Native Americans are the indigenous people of the United States, they have an extensive rich history, and stories of sorrow and bravery. Within the lower 48 states are the Great Plains American tribes, these tribes live in a region where there are few trees with valleys and rolling hills. This is where the Ponca Tribe of Oklahoma as well as many other tribes resides in. With quite a dearth tribe, their highest population being 3,522 present day, but although they weren’t large they are known for their abounding cultural tradition and past. The Ponca tribe of Oklahoma had a mixed culture of the Middle Mississippi and Plains people.
Said gold lay rest on Sioux reservation land, which the United States hastily attempted to purchase. That fall of 1875, a US commission departed to each of the Indian agencies to hold councils with the Lakota with hope to gain the people's approval and thereby bring pressure on the Lakota (Sioux) leaders to sign a new treaty. Lakota resentment toward the U.S. government was at a peak, owing to the hasty and violent expansion into Native territory and disrespect towards sacred and imperative land. Ergo, Native leaders not party to the reservation treaties refused to negotiate, thus sparking a series of battles and negotiations to last from 1876 into
Cherokee, Cheyenne, Seminoles Option #2 During the nineteenth-century, the federal Indian policy changed and it forced the removal or relocation of many different Indian tribes. The federal government sought to expand its control of territory and resources across America. The one big problem the U.S. faced were the Indians who resisted their removal. Georgia signed the Compact of 1802 which stated that if Georgia were to give up their western claims, the U.S. would eradicate American Indian land titles in Georgia and remove them (Lecture 14).
The name “Sioux” is short for “Nadouessioux”, meaning “little snakes”, given to them by their spiteful long time rival the Ojibwa tribe. The Sioux community was divided into a organized nation of seven different, smaller tribes; later becoming known as: Oceti Sakowin, which translates into “Seven Council Fire” in the Sioux indigenous language. To keep their history alive, the Sioux practiced oral tradition in sharing their past, through the Siouan language and occasionally, they communicated through sign language. They were a dominant tribe in Minnesota that later migrated continuously through the northern Great Plains region following buffalo patterns. The Sioux depended on bison for most of their food source, clothing, and shelter.

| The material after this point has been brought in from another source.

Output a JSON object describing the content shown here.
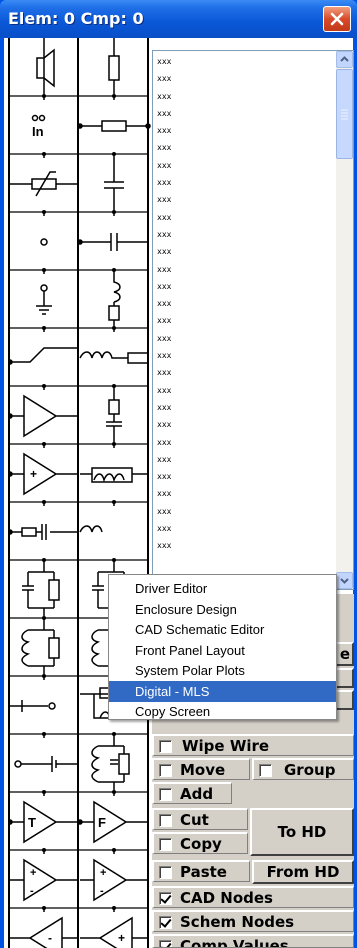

The Bannock tribe was a huge and important tribe with rich history and culture until the building of Fort Hall when the white settlers came, and that eventually led to their destruction. The history and the traditions of the Bannock tribe, which is where they were located, the food they ate, and the games they played like the relay races, is a huge part of who they are today. The Bannock’s lands were located in what is now known as Idaho, Oregon, Nevada, Utah, Wyoming, Montana, and into Canada. Another part of the Bannock tribe was its neighbors the Shoshone tribe.